Serverless Architectures using ReactJS

October 08, 2018

by  Chris Carreck

As we begin to utilise newer technologies within the agency, it allows us to revisit not just the way we might code something, or the underlying application architecture, but it also allows us to look at ways we can improve and re-engineer the entire delivery system underneath it, to improve speeds, lower costs, reduce maintenance time, reduce points of failure in our applications, and ultimately deliver a more cost effective, performant system for our clients.

One of the ways we did this recently is by utilising some of the newer technologies we have introduced on some of our projects such as react.js and docker, and use it to re-think the traditional ELB, EC2, MongoDB architecture that we use on AWS.

We started with our react front ends, and the traditional server setup of a load balancer and a couple of virtual servers underneath processing requests and serving content back to the user. As our react front ends are 100% javascript and CSS, these don’t require any server processing power, all the content can be rendered and run by the clients browser, we just need a way to effectively deliver it there.
To serve this we made use of AWS’s own CDN, CloudFront, a hugely powerful delivery network offering low latency, high speeds, and is extremely cost effective. It also has DDoS protection built in so has added security and works well with other AWS products. So we went about creating distributions, using Amazons s3 storage (again very cheap) to provide the back-end store for our js, html and css files, and before we knew it, we had a fully scalable, globally distributed website, without creating a single server or configuring a single load balancer.

So that was our front-ends sorted. Content and front end javascript is nicely distributed around the globe, and accessed by customers from edge locations already provided by AWS. There were some tweaks, but nothing that couldn’t easily be handled by AWS Lambda Edge to intercept calls at the point of origin. But what about our back-ends? Our sites still needed to make calls to APIs to handle domain logic and process and respond to requests.

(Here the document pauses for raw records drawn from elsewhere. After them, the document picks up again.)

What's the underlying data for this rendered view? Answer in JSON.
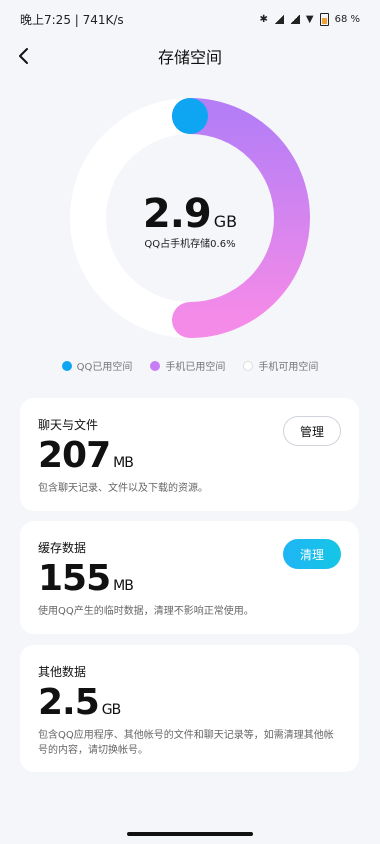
{
  "status": {
    "time_speed": "晚上7:25 | 741K/s",
    "battery": "68"
  },
  "header": {
    "title": "存储空间"
  },
  "summary": {
    "value": "2.9",
    "unit": "GB",
    "subtitle": "QQ占手机存储0.6%"
  },
  "legend": [
    {
      "label": "QQ已用空间",
      "color": "#0ea5f3"
    },
    {
      "label": "手机已用空间",
      "color": "#c77df5"
    },
    {
      "label": "手机可用空间",
      "color": "#ffffff"
    }
  ],
  "cards": [
    {
      "title": "聊天与文件",
      "value": "207",
      "unit": "MB",
      "desc": "包含聊天记录、文件以及下载的资源。",
      "button": "管理"
    },
    {
      "title": "缓存数据",
      "value": "155",
      "unit": "MB",
      "desc": "使用QQ产生的临时数据，清理不影响正常使用。",
      "button": "清理"
    },
    {
      "title": "其他数据",
      "value": "2.5",
      "unit": "GB",
      "desc": "包含QQ应用程序、其他帐号的文件和聊天记录等，如需清理其他帐号的内容，请切换帐号。"
    }
  ],
  "icons": {
    "back": "chevron-left-icon"
  }
}
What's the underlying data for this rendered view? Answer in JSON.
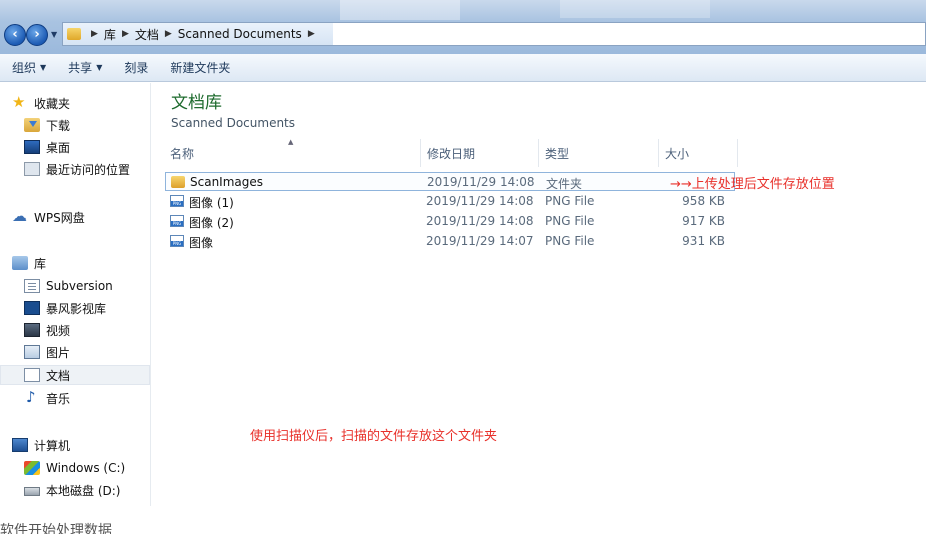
{
  "address_bar": {
    "breadcrumbs": [
      "库",
      "文档",
      "Scanned Documents"
    ]
  },
  "toolbar": {
    "organize": "组织",
    "share": "共享",
    "burn": "刻录",
    "new_folder": "新建文件夹"
  },
  "nav_pane": {
    "favorites": "收藏夹",
    "downloads": "下载",
    "desktop": "桌面",
    "recent": "最近访问的位置",
    "wps": "WPS网盘",
    "libraries": "库",
    "subversion": "Subversion",
    "storm": "暴风影视库",
    "videos": "视频",
    "pictures": "图片",
    "documents": "文档",
    "music": "音乐",
    "computer": "计算机",
    "drive_c": "Windows (C:)",
    "drive_d": "本地磁盘 (D:)"
  },
  "library": {
    "title": "文档库",
    "subtitle": "Scanned Documents"
  },
  "columns": {
    "name": "名称",
    "date": "修改日期",
    "type": "类型",
    "size": "大小"
  },
  "files": [
    {
      "name": "ScanImages",
      "date": "2019/11/29 14:08",
      "type": "文件夹",
      "size": ""
    },
    {
      "name": "图像 (1)",
      "date": "2019/11/29 14:08",
      "type": "PNG File",
      "size": "958 KB"
    },
    {
      "name": "图像 (2)",
      "date": "2019/11/29 14:08",
      "type": "PNG File",
      "size": "917 KB"
    },
    {
      "name": "图像",
      "date": "2019/11/29 14:07",
      "type": "PNG File",
      "size": "931 KB"
    }
  ],
  "annotations": {
    "folder_note": "→→上传处理后文件存放位置",
    "scan_note": "使用扫描仪后，扫描的文件存放这个文件夹"
  },
  "page_text": {
    "bottom": "软件开始处理数据"
  },
  "colors": {
    "library_title": "#1e6b2e",
    "annotation": "#e8302a",
    "selection_border": "#8fb4dc"
  }
}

Here we started to dockerize our nodeJS back-ends. On newer sites we have built out APIs using Typescript and NodeJs, we were easily able to add these to a docker instance and spin up some instances with ECS, however this still needed some EC2 configuration, so we switched to AWS Fargate, using fully managed server less resources from AWS to serve docker instances that can scale with our apps. Combine this with a hosted MongoDB instance, and we’ve now got an end to end application relying to manage compute power. No need to configure operating systems, nginx configs etc.

The next step here for us is to use Amazons API Gateway on top of docker to serve our APIs directly to edge location and utilise the caching and performance gains there. We will be using this approach next time and will be sure to post something on how that goes for us.

With this approach however, we’ve managed to create a modern, server less stack thats not just saved our clients money on hosting costs, but is also highly scalable, extremely performant, and delivers great end results for the user.

Be sure to follow us on Twitter @Cre8iveLicence, and if this kind of stuff interests you, then you'll love working with us).